In a small bowl, mix a dressing of 1 tsp organic apple cider vinegar, 1 tbsp organic extra virgin olive oil, and a dash of sea salt and cayenne pepper. Pour the dressing on the individual salads and mix. Rainbow Slaw is great to give extra crunch inside a sandwich or burger. Serve at a family meal, a picnic, or school lunch.
A cup of tea as an afternoon energizing and relaxing break has been enjoyed world wide since Emperor Shen Nong of China included it in his garden five thousand years ago. The bioactive compounds in a cup of green, black, white, or oolong tea impact every cell in the body to help improve the body’s health. The antioxidants, flavonoids, amino acid, and caffeine in organic tea creates a state of calm alertness. My grandmother would serve a cup of tea during an emergency to settle everyone down. Evidence indicates that the antioxidants in tea reduce the progress of cancer, liver disease, heart disease, and mental function. Tea is a great replacement beverage for sugary sodas and offers an opportunity for family conversation.

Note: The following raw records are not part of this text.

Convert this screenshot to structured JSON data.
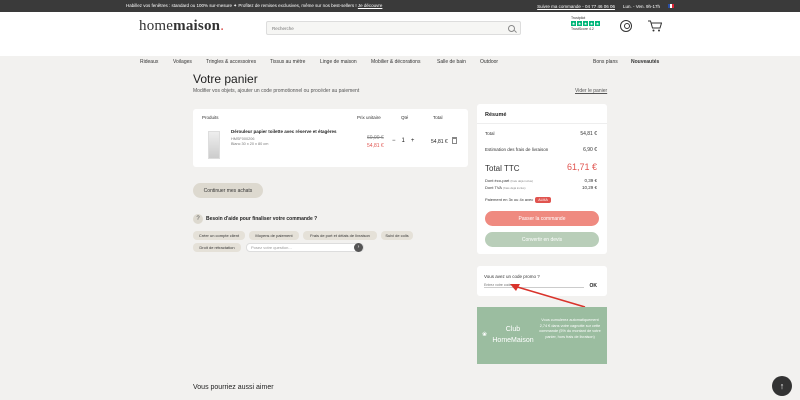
{
  "topbar": {
    "promo_text": "Habillez vos fenêtres : standard ou 100% sur-mesure ✦ Profitez de remises exclusives, même sur nos best-sellers ! ",
    "promo_link": "Je découvre",
    "phone_text": "Suivre ma commande - 04 77 46 06 06",
    "hours": "Lun. - Ven. 9h-17h"
  },
  "header": {
    "logo_home": "home",
    "logo_maison": "maison",
    "search_placeholder": "Recherche",
    "trustpilot_label": "Trustpilot",
    "trust_stars": [
      "★",
      "★",
      "★",
      "★",
      "★"
    ],
    "trust_rating": "TrustScore 4.2"
  },
  "nav": {
    "items": [
      "Rideaux",
      "Voilages",
      "Tringles & accessoires",
      "Tissus au mètre",
      "Linge de maison",
      "Mobilier & décorations",
      "Salle de bain",
      "Outdoor"
    ],
    "deals": "Bons plans",
    "new": "Nouveautés"
  },
  "cart": {
    "title": "Votre panier",
    "subtitle": "Modifier vos objets, ajouter un code promotionnel ou procéder au paiement",
    "empty_link": "Vider le panier",
    "headers": {
      "products": "Produits",
      "unit": "Prix unitaire",
      "qty": "Qté",
      "total": "Total"
    },
    "product": {
      "name": "Dérouleur papier toilette avec réserve et étagères",
      "ref": "HMSF000206",
      "size": "Blanc 30 x 20 x 80 cm",
      "old_price": "60,90 €",
      "new_price": "54,81 €",
      "qty_minus": "−",
      "qty": "1",
      "qty_plus": "+",
      "total": "54,81 €"
    },
    "continue": "Continuer mes achats"
  },
  "help": {
    "icon": "?",
    "title": "Besoin d'aide pour finaliser votre commande ?",
    "chips": [
      "Créer un compte client",
      "Moyens de paiement",
      "Frais de port et délais de livraison",
      "Suivi de colis",
      "Droit de rétractation"
    ],
    "question_placeholder": "Posez votre question...",
    "send": "›"
  },
  "summary": {
    "title": "Résumé",
    "total_label": "Total",
    "total_value": "54,81 €",
    "shipping_label": "Estimation des frais de livraison",
    "shipping_value": "6,90 €",
    "ttc_label": "Total TTC",
    "ttc_value": "61,71 €",
    "eco_label": "Dont éco-part",
    "eco_note": "(frais déjà inclus)",
    "eco_value": "0,39 €",
    "tva_label": "Dont TVA",
    "tva_value": "10,29 €",
    "pay_installments": "Paiement en 3x ou 4x avec",
    "alma": "ALMA",
    "checkout": "Passer la commande",
    "quote": "Convertir en devis"
  },
  "promo": {
    "label": "Vous avez un code promo ?",
    "placeholder": "Entrez votre code",
    "ok": "OK"
  },
  "club": {
    "name_line1": "Club",
    "name_line2": "HomeMaison",
    "text": "Vous cumulerez automatiquement 2,74 € dans votre cagnotte sur cette commande (5% du montant de votre panier, hors frais de livraison)"
  },
  "recos": {
    "title": "Vous pourriez aussi aimer"
  },
  "scrolltop": "↑",
  "colors": {
    "accent": "#e0544f",
    "checkout": "#ef8a80",
    "quote": "#9bbda0",
    "dark": "#3a3a3a",
    "bg": "#f2f1ef"
  }
}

Preparing for an afternoon family tea time is a good way to introduce toddlers to cooking basics. Teachers have found that a weekly or monthly tea party increases attention spans and good attitudes during reading time. Kids of all ages love to create an afternoon tea party with friends at home or school. Get out a special teapot and cups and pour hot water into the them for a minute and then discard it. Adding organic loose leaf tea to a warmed teapot allows the tea leaves to unfurl and gives the best flavor, 2 – 5 tsp (less for green and more for black) brewed for 2 – 8 minutes (depending on the tea). Prepare a healthy fruit dish or bake some organic oatmeal cookies to make it an occasion. A relaxing cup of tea is a soothing way to improve health, lighten moods, increase metabolism, and boost energy.
Certain plants perform better when in the presence of other plants. Companion planting cultivates veggies that grow well together, nourish each other’s roots, and enhance their flavors, nutrients, and resilience to pests and diseases. Plants send out natural chemical signals, like when radishes are planted with lettuce to enhance its flavor. Food combinations like tomatoes and basil, potatoes and bush bean, or carrots and peas are good companion plantings. When the Native American Three Sisters, corn, squash, and beans, are grown together, their roots nourish each other with compatible nutrients and when eaten together they provide a balanced meal. Kids can grow companion plants close together and rotate the plants in the same family to different planting beds each year to increase growth, flavor, and nutrition of the veggies.
Some plants can be planted as a border to help repel pesky bugs. When carrots are partnered with leeks, the strong smells of the partner plant repel harmful insects from the other plant. Herbs, like chamomile, lemon balm, coriander, marjoram, and oregano, and pretty edible flowers, like nasturtiums and marigolds, are particularly good companion plants, attracting pollinators and beneficial insects to the garden. Kids can plant these perennials along the edge of the bed so they need not be disturbed when the bed is replanted.
There are a few plants that don’t mix well together, needing all the available water and nutrients in the soil or attracting the same pests and diseases. Certain plants, like cucumbers and potatoes, are affected by mildew and blights and should be planted far away from each other.
Kids can plan their organic vegetable garden better when they understand that certain plants enjoy growing together. Companion planting is planting different veggies close together for mutual benefits, attracting beneficial insects, nourishing each others roots, and helping to eliminate pests and diseases.